Geelong couldn't have started season 2024 in better fashion, knocking off St Kilda, Adelaide and Hawthorn in the opening weeks.

After a disappointing 2023, which saw the club miss the finals for the first time since 2015 - and the sixth time this century - the Cats look primed to launch an all-out assault for their 11th premiership cup.

Labelled "old" and "slow" and engraved with "an end of an era" tag, Geelong is once again proving to defy the odds stacked against them.

And as we know, you dismiss their premiership credibility at your peril.

Geelong have done it their way for over a decade, especially since Chris Scott took over in 2011.

Opting to 'regenerate' as opposed to rebuilding, it seems the team down at Kardinia Park has found a winning formula for success, reflected by their consistent finals appearances.

The recent departures of Joel Selwood and Isaac Smith combined with the imminent retirements of Tom Hawkins, Zach Tuohy, Patrick Dangerfield, Rhys Stanley, Mark Blicavs, Gary Rohan and Mitch Duncan is supposed to send the club into disarray.

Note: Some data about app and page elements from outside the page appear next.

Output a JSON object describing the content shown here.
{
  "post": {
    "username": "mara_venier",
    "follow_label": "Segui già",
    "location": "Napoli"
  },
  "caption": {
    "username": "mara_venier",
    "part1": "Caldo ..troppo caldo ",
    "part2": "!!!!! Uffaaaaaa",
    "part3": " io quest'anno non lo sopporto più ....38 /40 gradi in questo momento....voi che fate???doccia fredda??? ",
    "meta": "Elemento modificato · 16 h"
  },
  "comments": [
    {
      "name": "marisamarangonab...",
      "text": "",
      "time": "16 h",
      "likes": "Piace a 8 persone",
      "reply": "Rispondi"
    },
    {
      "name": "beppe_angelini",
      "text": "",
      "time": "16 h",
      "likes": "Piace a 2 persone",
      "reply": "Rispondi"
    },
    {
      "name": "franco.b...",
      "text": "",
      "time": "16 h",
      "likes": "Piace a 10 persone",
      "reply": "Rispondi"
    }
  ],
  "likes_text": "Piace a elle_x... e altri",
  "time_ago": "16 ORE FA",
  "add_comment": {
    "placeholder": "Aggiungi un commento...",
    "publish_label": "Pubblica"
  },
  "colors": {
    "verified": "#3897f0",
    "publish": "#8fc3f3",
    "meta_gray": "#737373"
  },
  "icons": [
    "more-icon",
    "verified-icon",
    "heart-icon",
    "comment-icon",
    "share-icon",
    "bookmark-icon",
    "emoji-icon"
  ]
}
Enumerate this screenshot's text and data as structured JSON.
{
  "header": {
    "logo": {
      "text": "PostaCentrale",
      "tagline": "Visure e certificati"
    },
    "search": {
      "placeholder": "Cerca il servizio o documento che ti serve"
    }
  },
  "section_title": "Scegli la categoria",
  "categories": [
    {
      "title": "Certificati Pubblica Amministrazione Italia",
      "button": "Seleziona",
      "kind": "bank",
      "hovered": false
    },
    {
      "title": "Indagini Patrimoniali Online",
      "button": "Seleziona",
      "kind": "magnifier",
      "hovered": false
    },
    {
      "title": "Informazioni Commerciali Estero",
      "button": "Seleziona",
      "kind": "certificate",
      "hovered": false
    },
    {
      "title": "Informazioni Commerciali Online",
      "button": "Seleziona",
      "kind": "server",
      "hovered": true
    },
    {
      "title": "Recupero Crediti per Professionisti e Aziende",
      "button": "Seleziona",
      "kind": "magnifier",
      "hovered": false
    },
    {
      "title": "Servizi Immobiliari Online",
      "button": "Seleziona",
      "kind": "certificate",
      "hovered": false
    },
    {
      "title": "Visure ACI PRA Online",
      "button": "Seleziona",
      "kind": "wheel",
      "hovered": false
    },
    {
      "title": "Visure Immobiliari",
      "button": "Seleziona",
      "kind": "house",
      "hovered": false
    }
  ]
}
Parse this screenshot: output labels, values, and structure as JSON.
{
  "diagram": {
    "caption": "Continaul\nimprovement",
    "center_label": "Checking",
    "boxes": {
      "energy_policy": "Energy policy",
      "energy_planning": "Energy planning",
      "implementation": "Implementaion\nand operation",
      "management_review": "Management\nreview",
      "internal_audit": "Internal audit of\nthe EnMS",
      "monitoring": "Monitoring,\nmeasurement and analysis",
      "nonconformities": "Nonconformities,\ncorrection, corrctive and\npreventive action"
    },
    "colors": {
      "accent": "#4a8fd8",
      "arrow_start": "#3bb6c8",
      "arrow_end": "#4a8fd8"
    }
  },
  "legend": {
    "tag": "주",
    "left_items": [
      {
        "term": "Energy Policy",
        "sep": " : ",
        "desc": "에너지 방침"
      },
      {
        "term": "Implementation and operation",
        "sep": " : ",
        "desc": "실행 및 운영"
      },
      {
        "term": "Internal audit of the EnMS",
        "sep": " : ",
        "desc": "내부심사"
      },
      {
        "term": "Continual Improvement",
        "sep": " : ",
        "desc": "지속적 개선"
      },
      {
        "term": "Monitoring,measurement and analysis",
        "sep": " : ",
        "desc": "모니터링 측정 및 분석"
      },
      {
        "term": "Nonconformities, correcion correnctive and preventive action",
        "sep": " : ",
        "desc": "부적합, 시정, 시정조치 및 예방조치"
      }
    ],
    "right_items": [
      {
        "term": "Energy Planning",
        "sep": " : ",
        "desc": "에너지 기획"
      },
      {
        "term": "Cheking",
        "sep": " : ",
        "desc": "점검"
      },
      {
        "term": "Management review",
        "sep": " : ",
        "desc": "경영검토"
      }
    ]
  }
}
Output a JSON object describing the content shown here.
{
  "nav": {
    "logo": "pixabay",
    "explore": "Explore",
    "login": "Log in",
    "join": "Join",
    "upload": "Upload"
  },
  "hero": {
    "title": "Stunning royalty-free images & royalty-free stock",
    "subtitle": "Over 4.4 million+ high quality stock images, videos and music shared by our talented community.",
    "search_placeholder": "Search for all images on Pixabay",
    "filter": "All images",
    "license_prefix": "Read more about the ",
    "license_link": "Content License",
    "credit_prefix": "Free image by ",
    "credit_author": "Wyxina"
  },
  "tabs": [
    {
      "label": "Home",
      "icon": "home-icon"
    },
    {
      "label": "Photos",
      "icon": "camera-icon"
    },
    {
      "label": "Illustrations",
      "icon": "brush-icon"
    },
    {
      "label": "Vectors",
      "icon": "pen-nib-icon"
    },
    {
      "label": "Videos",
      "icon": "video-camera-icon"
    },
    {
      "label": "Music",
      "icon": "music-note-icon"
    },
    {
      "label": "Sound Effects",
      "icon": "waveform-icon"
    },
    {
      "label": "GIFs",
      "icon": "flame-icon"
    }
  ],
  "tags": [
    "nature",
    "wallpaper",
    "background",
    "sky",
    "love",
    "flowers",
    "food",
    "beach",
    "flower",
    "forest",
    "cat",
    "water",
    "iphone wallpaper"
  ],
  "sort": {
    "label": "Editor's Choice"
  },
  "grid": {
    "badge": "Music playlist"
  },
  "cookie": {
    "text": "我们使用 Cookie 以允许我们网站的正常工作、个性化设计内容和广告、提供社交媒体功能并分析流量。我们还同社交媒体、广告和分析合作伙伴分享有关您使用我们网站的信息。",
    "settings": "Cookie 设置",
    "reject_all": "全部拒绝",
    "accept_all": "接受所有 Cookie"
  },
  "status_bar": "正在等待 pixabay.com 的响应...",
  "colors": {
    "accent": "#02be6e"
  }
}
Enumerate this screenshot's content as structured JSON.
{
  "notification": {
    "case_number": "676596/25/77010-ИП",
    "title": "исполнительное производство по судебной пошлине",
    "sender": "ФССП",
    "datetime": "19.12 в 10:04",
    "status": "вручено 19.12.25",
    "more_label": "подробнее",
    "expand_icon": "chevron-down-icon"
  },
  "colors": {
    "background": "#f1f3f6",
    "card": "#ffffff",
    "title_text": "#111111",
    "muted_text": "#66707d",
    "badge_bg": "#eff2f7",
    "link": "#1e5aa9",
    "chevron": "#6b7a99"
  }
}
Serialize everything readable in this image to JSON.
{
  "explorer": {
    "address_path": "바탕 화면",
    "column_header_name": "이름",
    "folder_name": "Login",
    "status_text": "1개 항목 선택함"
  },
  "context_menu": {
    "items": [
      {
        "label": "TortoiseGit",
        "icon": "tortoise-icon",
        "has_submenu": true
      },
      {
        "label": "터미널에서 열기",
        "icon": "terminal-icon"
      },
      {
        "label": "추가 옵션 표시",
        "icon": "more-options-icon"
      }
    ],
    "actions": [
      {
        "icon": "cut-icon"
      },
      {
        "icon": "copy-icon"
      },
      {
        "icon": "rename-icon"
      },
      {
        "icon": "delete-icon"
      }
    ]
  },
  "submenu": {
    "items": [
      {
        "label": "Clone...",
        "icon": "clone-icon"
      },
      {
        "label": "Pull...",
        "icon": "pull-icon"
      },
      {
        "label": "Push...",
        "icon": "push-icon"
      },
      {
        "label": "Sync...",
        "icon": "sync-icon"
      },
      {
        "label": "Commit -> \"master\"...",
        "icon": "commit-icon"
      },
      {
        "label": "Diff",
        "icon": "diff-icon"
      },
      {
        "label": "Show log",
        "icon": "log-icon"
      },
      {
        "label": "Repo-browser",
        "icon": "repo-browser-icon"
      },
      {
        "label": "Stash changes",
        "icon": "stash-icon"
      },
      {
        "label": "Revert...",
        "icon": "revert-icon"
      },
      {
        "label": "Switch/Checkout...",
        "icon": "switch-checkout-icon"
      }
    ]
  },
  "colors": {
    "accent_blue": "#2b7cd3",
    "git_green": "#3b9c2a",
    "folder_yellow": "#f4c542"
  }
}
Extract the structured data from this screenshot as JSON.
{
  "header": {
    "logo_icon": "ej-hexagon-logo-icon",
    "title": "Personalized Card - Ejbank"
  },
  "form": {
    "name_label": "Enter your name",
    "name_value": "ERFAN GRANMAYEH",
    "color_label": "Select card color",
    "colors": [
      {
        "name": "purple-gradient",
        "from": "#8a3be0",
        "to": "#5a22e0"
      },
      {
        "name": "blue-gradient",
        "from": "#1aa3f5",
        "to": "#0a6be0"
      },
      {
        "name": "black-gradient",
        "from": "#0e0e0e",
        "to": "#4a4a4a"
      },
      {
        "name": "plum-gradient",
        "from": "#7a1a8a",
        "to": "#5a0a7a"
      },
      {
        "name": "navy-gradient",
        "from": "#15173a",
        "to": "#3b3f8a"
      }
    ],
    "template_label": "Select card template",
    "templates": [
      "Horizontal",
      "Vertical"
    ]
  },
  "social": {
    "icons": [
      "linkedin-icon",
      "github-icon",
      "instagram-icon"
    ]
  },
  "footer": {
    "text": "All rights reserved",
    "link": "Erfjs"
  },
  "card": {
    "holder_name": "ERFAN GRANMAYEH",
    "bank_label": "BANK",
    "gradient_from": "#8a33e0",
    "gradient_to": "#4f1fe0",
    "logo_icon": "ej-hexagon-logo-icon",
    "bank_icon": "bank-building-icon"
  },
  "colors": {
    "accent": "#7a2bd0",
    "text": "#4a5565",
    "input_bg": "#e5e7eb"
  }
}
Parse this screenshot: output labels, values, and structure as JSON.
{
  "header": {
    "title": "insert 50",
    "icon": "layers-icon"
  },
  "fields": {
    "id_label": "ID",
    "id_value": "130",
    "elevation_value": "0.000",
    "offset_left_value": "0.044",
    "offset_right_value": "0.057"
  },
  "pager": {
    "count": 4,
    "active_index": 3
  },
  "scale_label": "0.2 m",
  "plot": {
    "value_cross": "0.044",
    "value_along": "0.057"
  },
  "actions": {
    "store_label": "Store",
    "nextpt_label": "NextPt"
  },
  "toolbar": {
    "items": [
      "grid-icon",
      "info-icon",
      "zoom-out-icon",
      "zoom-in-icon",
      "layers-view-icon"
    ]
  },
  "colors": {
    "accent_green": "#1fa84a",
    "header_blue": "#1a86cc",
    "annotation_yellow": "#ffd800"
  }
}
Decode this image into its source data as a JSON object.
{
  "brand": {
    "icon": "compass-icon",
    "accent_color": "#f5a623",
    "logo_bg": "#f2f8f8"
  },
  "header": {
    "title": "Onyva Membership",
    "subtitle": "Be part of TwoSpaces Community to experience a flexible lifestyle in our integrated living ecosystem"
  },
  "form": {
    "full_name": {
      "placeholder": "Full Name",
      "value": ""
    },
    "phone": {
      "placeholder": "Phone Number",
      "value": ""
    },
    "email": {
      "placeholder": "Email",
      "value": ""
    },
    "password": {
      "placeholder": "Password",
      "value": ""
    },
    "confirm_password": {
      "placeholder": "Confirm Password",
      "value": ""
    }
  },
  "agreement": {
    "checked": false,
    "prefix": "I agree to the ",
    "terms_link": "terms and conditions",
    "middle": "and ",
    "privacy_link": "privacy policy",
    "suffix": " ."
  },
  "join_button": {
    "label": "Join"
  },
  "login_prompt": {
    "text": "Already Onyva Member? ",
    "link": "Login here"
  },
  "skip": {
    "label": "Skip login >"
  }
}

GEELONG, AUSTRALIA - APRIL 28: Patrick Dangerfield of the Cats celebrates a goal with Tom Hawkins of the Cats (R) during the round six AFL match between the Geelong Cats and Sydney Swans at GMHBA Stadium on April 28, 2018 in Geelong, Australia. (Photo by Michael Dodge/Getty Images)

But as the competition is quickly realising, the next wave is ready to take over.

Scott noted two youngsters who were impressive in the win against the Hawks despite their infancy at the level.

"We're really pleased with Toby (Conway) in his second game," Scott said post-game.

"We've got to a point where we're ultra-confident that he'll have a long career with us.

"He's going to be managed carefully, there's a thorough plan around how we get him to the point where he can play week in, week out, but his performance was really encouraging."

Jhye Clark, who has been likened to Selwood, has also bounced back from an interrupted 2023.

"Jhye played about 15 minutes for us last year and hurt his foot and didn't play again which was really disappointing but the upside was he started his preseason before everyone else," Scott said.

"And he didn't miss a beat. And I've said (before) that we don't consider him to be a young player feeling his way.

"We're not looking at Jhye saying 'he's going well for a young player', we just think he's in our best team at the moment and the progression has been really steep."

Clark and Conway aren't the only ones growing before our eyes, with a host of young talent beginning to dominate the league.

Max Holmes, 21, is quickly becoming an elite midfielder and has vowed his allegiance to Geelong, despite plenty of rival clubs reportedly inquiring about his status.

Oliver Henry, 21, - since crossing from Collingwood - has taken huge strides toward becoming a key pillar up forward, slotting 48 goals in his time wearing the white-and-blue hoops.

Ex-Giant Tanner Bruhn was arguably best on yesterday against the Hawks and is forming a strong partnership through the midfield.

Oliver Dempsey and Mitch Knevitt are also featuring more at the top level.

Geelong Cats player Ollie Dempsey during Round 1 of the 2024 AFL season (Photo by Michael Willson/AFL Photos)

The Cats then boast a list of players entering their primes, led by Jack Henry, Gryan Miers, Tyson Stengle, Bradley Close, Zach Guthrie, Brandan Parfitt, Jack Bowes, Sam De Koning, Tom Atkins and Mark O'Connor.

And who could forget their champions like Jeremy Cameron, Cameron Guthrie, Tom Stewart and Jake Kolodjashnij, who still have plenty to give.

The club also has a strong interest in Melbourne's Clayton Oliver and Western Bulldogs' Bailey Smith, with history indicating that the Cats are more than capable of luring a star down the highway.

Once again, Geelong pose themselves as a genuine threat, as they have done for many years.

In terms of 2024, they are well within the race for the premiership.

As for the future, post the Dangerfields and Hawkins, they've got plenty to be excited about.